**PROBLEM DESCRIPTION:** Please return every line of the records below that holds the word "RCodes".

━━━━━ DATASET EXCERPTS ━━━━━

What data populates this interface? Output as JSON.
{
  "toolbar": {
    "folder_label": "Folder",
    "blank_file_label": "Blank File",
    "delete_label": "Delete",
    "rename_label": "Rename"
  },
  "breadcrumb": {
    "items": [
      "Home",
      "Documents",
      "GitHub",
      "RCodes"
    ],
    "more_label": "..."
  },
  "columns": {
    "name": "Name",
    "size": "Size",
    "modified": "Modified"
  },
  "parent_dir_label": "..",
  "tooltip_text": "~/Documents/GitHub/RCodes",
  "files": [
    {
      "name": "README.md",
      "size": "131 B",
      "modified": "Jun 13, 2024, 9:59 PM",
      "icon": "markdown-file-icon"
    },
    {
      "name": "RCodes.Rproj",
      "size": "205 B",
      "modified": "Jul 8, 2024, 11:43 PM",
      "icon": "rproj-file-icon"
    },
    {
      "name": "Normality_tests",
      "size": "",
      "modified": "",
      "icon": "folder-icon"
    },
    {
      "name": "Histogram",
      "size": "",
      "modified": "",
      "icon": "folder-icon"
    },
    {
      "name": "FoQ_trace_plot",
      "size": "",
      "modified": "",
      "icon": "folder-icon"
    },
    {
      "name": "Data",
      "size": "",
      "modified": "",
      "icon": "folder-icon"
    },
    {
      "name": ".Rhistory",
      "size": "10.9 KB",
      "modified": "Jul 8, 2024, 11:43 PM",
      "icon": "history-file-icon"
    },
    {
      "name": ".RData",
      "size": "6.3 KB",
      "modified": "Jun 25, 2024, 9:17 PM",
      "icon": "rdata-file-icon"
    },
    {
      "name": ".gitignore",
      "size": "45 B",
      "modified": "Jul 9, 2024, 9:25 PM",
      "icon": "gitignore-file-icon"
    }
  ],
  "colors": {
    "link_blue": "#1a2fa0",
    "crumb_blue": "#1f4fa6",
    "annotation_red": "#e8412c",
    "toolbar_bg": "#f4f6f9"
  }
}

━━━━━

**ANSWER SPACE:**
      "RCodes"
  "tooltip_text": "~/Documents/GitHub/RCodes",
      "name": "RCodes.Rproj",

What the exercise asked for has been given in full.